Acquisition of realistic and relightable 3D models of large outdoor structures, such as buildings, requires the modelling of detailed geometry and visual appearance. Recovering these material characteristics can be very time consuming and needs specially dedicated equipment. Alternatively, surface detail can be conveyed by textures recovered from images, whose appearance is only valid under the originally photographed viewing and lighting conditions. Methods to easily capture locally detailed geometry, such as cracks in stone walls, and visual appearance require control of lighting conditions, which are usually restricted to small portions of surfaces captured at close range.This thesis investigates the acquisition of high-quality models from images, using simple photographic equipment and modest user intervention. The main focus of this investigation is on approximating detailed local depth information and visual appearance, obtained using a new image-based approach, and combining this with gross-scale 3D geometry. This is achieved by capturing these surface characteristics in small accessible regions and transferring them to the complete façade. This approach yields high-quality models, imparting the illusion of measured reflectance. In this thesis, we first present two novel algorithms for surface detail and visual appearance transfer, where these material properties are captured for small exemplars, using an image-based technique. Second, we develop an interactive solution to solve the problems of performing the transfer over both a large change in scale and to the different materials contained in a complete façade.
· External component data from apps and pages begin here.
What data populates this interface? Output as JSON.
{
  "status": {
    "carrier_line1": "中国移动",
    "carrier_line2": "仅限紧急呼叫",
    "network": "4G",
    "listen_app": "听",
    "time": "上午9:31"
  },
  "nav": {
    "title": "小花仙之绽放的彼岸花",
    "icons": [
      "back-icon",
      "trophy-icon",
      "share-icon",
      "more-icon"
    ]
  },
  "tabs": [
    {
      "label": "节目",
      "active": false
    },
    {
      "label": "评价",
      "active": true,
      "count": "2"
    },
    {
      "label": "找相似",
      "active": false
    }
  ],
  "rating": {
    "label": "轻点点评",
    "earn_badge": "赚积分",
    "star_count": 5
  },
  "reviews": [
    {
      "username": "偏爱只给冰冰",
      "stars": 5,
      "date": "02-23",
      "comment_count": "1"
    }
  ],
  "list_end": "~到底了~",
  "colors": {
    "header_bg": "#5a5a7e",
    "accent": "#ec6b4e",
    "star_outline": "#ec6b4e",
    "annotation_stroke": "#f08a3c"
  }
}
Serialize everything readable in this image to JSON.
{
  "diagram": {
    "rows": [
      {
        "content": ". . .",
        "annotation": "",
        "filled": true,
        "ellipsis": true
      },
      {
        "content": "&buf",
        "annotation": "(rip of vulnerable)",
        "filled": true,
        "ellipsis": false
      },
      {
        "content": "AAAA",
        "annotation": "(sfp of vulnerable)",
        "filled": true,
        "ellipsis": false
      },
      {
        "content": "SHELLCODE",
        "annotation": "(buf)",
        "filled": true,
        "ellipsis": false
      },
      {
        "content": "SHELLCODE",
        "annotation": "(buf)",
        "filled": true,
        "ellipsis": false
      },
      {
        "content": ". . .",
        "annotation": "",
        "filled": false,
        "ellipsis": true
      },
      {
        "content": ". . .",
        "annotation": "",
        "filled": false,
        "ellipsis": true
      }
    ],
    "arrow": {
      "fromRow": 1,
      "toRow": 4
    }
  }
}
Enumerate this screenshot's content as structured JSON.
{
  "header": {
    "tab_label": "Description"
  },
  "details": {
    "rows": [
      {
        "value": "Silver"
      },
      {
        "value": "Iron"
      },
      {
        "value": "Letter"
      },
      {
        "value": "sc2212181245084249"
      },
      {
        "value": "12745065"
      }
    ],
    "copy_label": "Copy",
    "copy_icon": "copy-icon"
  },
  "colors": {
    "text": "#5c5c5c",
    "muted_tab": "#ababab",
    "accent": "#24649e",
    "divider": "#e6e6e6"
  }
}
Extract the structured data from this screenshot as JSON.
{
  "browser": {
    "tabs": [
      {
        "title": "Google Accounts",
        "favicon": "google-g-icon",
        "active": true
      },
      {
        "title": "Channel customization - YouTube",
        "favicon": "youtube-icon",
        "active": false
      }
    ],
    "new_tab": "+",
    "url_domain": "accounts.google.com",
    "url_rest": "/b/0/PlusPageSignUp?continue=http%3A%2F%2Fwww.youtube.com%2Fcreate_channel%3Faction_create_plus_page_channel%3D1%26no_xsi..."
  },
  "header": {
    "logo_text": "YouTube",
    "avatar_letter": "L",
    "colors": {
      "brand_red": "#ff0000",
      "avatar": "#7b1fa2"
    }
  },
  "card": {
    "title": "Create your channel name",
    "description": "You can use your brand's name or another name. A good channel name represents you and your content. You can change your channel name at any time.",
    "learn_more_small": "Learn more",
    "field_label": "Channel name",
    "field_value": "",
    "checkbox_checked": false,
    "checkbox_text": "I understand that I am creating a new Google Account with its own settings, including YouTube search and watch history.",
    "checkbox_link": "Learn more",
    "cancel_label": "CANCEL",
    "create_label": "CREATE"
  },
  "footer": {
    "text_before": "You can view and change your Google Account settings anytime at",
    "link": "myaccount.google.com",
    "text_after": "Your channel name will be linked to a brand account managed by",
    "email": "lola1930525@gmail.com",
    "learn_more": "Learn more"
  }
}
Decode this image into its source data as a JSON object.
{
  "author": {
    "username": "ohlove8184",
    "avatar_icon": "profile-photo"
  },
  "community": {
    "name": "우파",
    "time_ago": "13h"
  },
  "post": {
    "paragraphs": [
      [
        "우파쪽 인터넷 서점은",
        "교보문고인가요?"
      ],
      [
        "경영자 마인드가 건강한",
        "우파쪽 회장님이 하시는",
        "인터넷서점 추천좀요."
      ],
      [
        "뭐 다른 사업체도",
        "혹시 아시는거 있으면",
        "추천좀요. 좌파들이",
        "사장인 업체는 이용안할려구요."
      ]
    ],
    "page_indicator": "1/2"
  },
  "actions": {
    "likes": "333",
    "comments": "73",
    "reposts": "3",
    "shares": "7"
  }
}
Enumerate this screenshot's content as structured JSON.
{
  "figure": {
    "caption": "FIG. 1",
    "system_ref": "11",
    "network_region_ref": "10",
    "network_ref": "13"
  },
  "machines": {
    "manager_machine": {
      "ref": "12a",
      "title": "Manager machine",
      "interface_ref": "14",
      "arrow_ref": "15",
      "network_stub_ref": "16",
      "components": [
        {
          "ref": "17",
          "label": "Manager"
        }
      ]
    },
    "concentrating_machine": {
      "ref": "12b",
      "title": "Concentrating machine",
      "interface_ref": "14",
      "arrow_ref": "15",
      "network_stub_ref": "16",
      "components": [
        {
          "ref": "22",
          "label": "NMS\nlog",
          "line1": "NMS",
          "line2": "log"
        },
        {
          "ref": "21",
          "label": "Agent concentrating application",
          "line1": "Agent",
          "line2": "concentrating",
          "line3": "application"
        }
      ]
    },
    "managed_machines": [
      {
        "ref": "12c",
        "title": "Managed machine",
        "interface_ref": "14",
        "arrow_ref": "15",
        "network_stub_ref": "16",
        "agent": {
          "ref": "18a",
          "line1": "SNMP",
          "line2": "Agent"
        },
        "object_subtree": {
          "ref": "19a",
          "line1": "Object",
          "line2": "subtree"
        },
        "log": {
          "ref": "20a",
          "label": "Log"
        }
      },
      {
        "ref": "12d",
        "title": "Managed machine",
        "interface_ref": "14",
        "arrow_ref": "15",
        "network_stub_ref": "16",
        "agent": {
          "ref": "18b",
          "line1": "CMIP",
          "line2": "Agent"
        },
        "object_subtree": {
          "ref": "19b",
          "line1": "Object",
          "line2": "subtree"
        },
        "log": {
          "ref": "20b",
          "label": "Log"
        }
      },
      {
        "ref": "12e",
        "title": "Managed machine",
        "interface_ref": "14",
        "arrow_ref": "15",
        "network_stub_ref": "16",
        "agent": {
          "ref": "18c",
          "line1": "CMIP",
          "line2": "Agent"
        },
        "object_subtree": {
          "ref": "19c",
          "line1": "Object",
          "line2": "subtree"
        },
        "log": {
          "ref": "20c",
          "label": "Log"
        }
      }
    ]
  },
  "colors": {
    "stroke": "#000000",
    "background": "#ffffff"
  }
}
Aiming to completely automate this process, a novel algorithm to differentiate between materials in the façade and associate them with the correct exemplars is introduced with promising results. Third, we present a new method for texture reconstruction from multiple images that optimises texture quality, by choosing the best view for every point and minimising seams. Material properties are transferred from the exemplars to the texture map, approximating reflectance and meso-structure. The combination of these techniques results in a complete working system capable of producing realistic relightable models of full building façades, containing high-resolution geometry and plausible visual appearance.
|Date of Award||1 Aug 2011|
- The University of Manchester
|Supervisor||Roger Hubbold (Supervisor) & Toby Howard (Supervisor)|